Is there any food more stereotypically British than pie? Meat, veg, and sauce wrapped in pastry. A thick, stodgy, stick-to-the-insides pie that keeps you going for hours. Perfect for winter. But for Home Supper Club’s innovative chefs, it’s also perfect for reinvention. Specifically, a fusion of the homely British pie with a spice mix from Eritrea. What inspired this genius, you might ask?
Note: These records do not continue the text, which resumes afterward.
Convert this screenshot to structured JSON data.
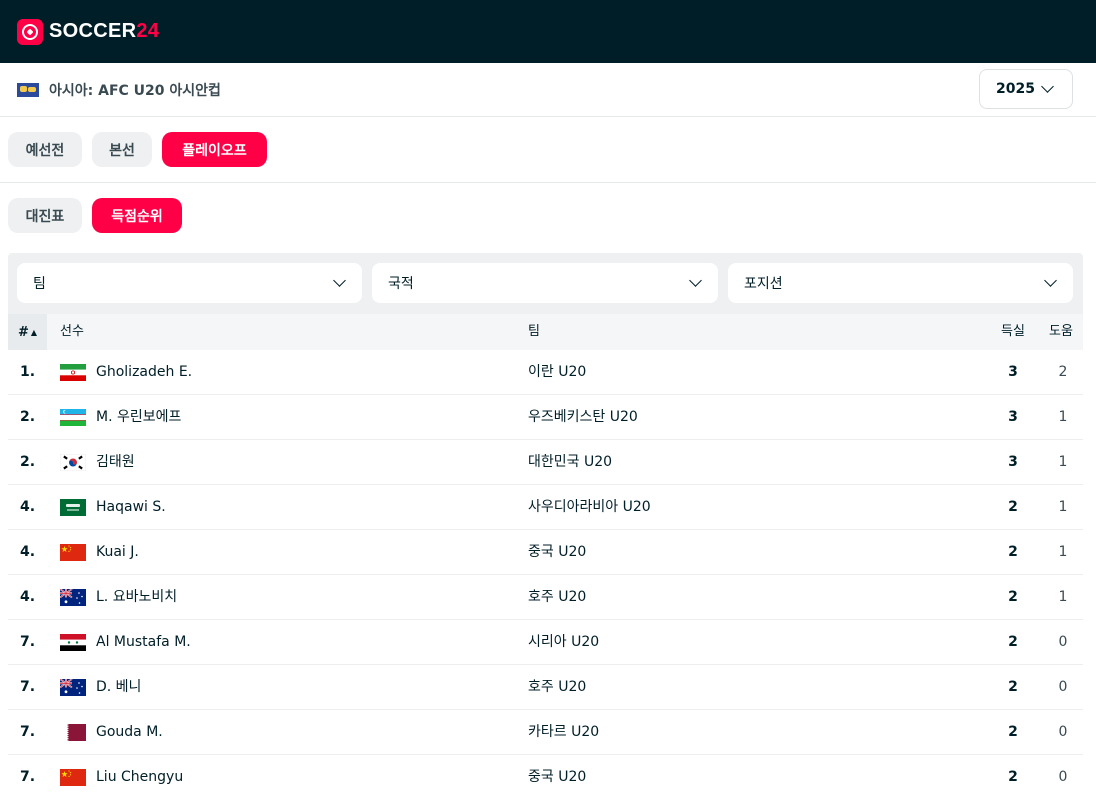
{
  "brand": {
    "name_white": "SOCCER",
    "name_red": "24"
  },
  "league": {
    "name": "아시아: AFC U20 아시안컵",
    "season": "2025"
  },
  "stage_tabs": [
    {
      "label": "예선전",
      "active": false
    },
    {
      "label": "본선",
      "active": false
    },
    {
      "label": "플레이오프",
      "active": true
    }
  ],
  "view_tabs": [
    {
      "label": "대진표",
      "active": false
    },
    {
      "label": "득점순위",
      "active": true
    }
  ],
  "filters": {
    "team": "팀",
    "nationality": "국적",
    "position": "포지션"
  },
  "table": {
    "headers": {
      "rank": "#",
      "player": "선수",
      "team": "팀",
      "goals": "득실",
      "assists": "도움"
    },
    "rows": [
      {
        "rank": "1.",
        "player": "Gholizadeh E.",
        "team": "이란 U20",
        "goals": "3",
        "assists": "2",
        "flag": "iran"
      },
      {
        "rank": "2.",
        "player": "M. 우린보에프",
        "team": "우즈베키스탄 U20",
        "goals": "3",
        "assists": "1",
        "flag": "uzbekistan"
      },
      {
        "rank": "2.",
        "player": "김태원",
        "team": "대한민국 U20",
        "goals": "3",
        "assists": "1",
        "flag": "south-korea"
      },
      {
        "rank": "4.",
        "player": "Haqawi S.",
        "team": "사우디아라비아 U20",
        "goals": "2",
        "assists": "1",
        "flag": "saudi-arabia"
      },
      {
        "rank": "4.",
        "player": "Kuai J.",
        "team": "중국 U20",
        "goals": "2",
        "assists": "1",
        "flag": "china"
      },
      {
        "rank": "4.",
        "player": "L. 요바노비치",
        "team": "호주 U20",
        "goals": "2",
        "assists": "1",
        "flag": "australia"
      },
      {
        "rank": "7.",
        "player": "Al Mustafa M.",
        "team": "시리아 U20",
        "goals": "2",
        "assists": "0",
        "flag": "syria"
      },
      {
        "rank": "7.",
        "player": "D. 베니",
        "team": "호주 U20",
        "goals": "2",
        "assists": "0",
        "flag": "australia"
      },
      {
        "rank": "7.",
        "player": "Gouda M.",
        "team": "카타르 U20",
        "goals": "2",
        "assists": "0",
        "flag": "qatar"
      },
      {
        "rank": "7.",
        "player": "Liu Chengyu",
        "team": "중국 U20",
        "goals": "2",
        "assists": "0",
        "flag": "china"
      }
    ]
  },
  "colors": {
    "accent": "#ff0046",
    "header_bg": "#001e28",
    "pill_bg": "#eef0f1"
  }
}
Well, the aim of Oasis is to give a warm Welsh welcome to refugees and asylum seekers. If there’s a museum that’s more Welsh than St Fagan’s, I’ve yet to come across it. Thus, the chefs decided to mix the traditional Welsh fare you might find on display at St Fagan’s with the global cuisines they’ve had in the past to create this week’s menu. So, this week, the Home Supper Club offered up Eritrean-spiced mutton pie, bacon & kale mallung salad, Bombay roast turnips, hedgerow & rhubarb chutney, and bara brith made Honduran-style. Readers, it was delicious.

The vegan option, dubbed Persian Parsley pie, was a mix of leek, herb, and barberry, with a slightly sour tang thanks to the barberry. The roast turnips, while otherwise lovely, and only the second helping of turnips I’ve ever had in my life came off slightly gritty due to the seeds used in flavouring. My main issue with the meat option was the meat itself. The mutton tasted fine, but the chunks used in the pie were uncomfortably chewy. But that’s me and my textural fussiness again. The Berbere spice used for flavouring (which can be purchased in the Oasis shop) made for a warm heat and pleasant flavour that managed not to be overpoweringly hot.

The real revelation of the main meal was the hedgerow chutney. I’m very unfamiliar with the world of chutneys, jams, and other preserves. I’m even less familiar with rhubarb and hedgerow fruit. So, to have hedgerow fruit and rhubarb made into a chutney was entirely new for me. And it is delicious. It sounds like something out of a Redwall book, but it’s sweet without being sickly, fruity without being overpowering, and all round incredible. It worked as a dip for everything on my plate, including the pie. Yes, I even dipped the salad in it, bacon and all. Both coconut and real bacon complemented the kale mallung perfectly, adding a salty frisson to the overall flavour. 

However, I have saved my most effusive praise for dessert. I have never had bara brith before. Blasphemy, I know, especially having lived in Wales for over ten years. And now the traditional bara brith has been ruined for me by the Bara Brith Torrejas, or Honduran-style bara brith, made for this meal. It’s normal bara brith, soaked in egg custard, fried, and then drizzled in cinnamon syrup and topped with toasted walnuts. I am a self-confessed custard hater, and I’m not usually a fan of nuts either. But in this instance, both of those issues were set aside in service of a phenomenal dessert. Exactly the right level of sweet, this is truly a king among desserts. I could live off slices of this every day for the rest of my life and die a happy man. 

Sadly, the Home Supper Club is on hiatus until later this year. But this fusion meal was a wonderful note to end on, even if temporarily.